→ **WHAT THE TASK ASKS**
What is needed is a verbatim copy of each record below.

→ **STUDY MATERIAL**
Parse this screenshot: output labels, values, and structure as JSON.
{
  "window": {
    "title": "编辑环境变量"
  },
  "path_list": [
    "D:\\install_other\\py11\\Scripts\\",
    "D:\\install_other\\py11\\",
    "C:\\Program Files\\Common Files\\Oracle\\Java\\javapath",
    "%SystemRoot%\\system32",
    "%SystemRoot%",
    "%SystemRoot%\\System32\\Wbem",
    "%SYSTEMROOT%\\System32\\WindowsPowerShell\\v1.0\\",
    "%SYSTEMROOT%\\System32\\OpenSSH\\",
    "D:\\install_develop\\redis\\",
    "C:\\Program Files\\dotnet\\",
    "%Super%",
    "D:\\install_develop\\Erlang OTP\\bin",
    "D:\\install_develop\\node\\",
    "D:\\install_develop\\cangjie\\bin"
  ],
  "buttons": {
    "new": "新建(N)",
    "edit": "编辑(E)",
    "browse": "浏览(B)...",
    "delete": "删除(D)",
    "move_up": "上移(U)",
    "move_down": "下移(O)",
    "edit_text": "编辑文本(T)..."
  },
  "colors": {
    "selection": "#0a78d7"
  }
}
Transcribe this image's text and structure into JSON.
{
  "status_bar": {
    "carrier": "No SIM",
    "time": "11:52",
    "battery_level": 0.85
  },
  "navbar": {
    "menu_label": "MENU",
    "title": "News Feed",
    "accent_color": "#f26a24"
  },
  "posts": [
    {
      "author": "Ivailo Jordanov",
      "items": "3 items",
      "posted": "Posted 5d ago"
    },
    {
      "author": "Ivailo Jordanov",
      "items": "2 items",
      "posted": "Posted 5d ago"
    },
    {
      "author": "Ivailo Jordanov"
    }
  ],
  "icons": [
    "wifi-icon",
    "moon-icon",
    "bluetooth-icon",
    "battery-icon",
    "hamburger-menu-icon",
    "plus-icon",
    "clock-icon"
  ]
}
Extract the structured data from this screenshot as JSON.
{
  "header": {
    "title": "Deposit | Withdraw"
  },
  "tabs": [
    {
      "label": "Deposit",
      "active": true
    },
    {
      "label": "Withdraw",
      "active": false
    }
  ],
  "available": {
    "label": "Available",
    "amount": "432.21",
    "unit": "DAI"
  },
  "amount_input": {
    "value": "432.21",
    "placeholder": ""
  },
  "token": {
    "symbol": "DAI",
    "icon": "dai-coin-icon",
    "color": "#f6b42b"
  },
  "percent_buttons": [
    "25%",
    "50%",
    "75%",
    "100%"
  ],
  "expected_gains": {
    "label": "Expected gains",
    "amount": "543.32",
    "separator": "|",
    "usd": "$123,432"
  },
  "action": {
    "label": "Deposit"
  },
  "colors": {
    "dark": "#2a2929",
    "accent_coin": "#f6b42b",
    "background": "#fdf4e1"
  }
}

→ **ANSWER SECTION**
Parse this screenshot: output labels, values, and structure as JSON.
{
  "window": {
    "title": "编辑环境变量"
  },
  "path_list": [
    "D:\\install_other\\py11\\Scripts\\",
    "D:\\install_other\\py11\\",
    "C:\\Program Files\\Common Files\\Oracle\\Java\\javapath",
    "%SystemRoot%\\system32",
    "%SystemRoot%",
    "%SystemRoot%\\System32\\Wbem",
    "%SYSTEMROOT%\\System32\\WindowsPowerShell\\v1.0\\",
    "%SYSTEMROOT%\\System32\\OpenSSH\\",
    "D:\\install_develop\\redis\\",
    "C:\\Program Files\\dotnet\\",
    "%Super%",
    "D:\\install_develop\\Erlang OTP\\bin",
    "D:\\install_develop\\node\\",
    "D:\\install_develop\\cangjie\\bin"
  ],
  "buttons": {
    "new": "新建(N)",
    "edit": "编辑(E)",
    "browse": "浏览(B)...",
    "delete": "删除(D)",
    "move_up": "上移(U)",
    "move_down": "下移(O)",
    "edit_text": "编辑文本(T)..."
  },
  "colors": {
    "selection": "#0a78d7"
  }
}
Transcribe this image's text and structure into JSON.
{
  "status_bar": {
    "carrier": "No SIM",
    "time": "11:52",
    "battery_level": 0.85
  },
  "navbar": {
    "menu_label": "MENU",
    "title": "News Feed",
    "accent_color": "#f26a24"
  },
  "posts": [
    {
      "author": "Ivailo Jordanov",
      "items": "3 items",
      "posted": "Posted 5d ago"
    },
    {
      "author": "Ivailo Jordanov",
      "items": "2 items",
      "posted": "Posted 5d ago"
    },
    {
      "author": "Ivailo Jordanov"
    }
  ],
  "icons": [
    "wifi-icon",
    "moon-icon",
    "bluetooth-icon",
    "battery-icon",
    "hamburger-menu-icon",
    "plus-icon",
    "clock-icon"
  ]
}
Extract the structured data from this screenshot as JSON.
{
  "header": {
    "title": "Deposit | Withdraw"
  },
  "tabs": [
    {
      "label": "Deposit",
      "active": true
    },
    {
      "label": "Withdraw",
      "active": false
    }
  ],
  "available": {
    "label": "Available",
    "amount": "432.21",
    "unit": "DAI"
  },
  "amount_input": {
    "value": "432.21",
    "placeholder": ""
  },
  "token": {
    "symbol": "DAI",
    "icon": "dai-coin-icon",
    "color": "#f6b42b"
  },
  "percent_buttons": [
    "25%",
    "50%",
    "75%",
    "100%"
  ],
  "expected_gains": {
    "label": "Expected gains",
    "amount": "543.32",
    "separator": "|",
    "usd": "$123,432"
  },
  "action": {
    "label": "Deposit"
  },
  "colors": {
    "dark": "#2a2929",
    "accent_coin": "#f6b42b",
    "background": "#fdf4e1"
  }
}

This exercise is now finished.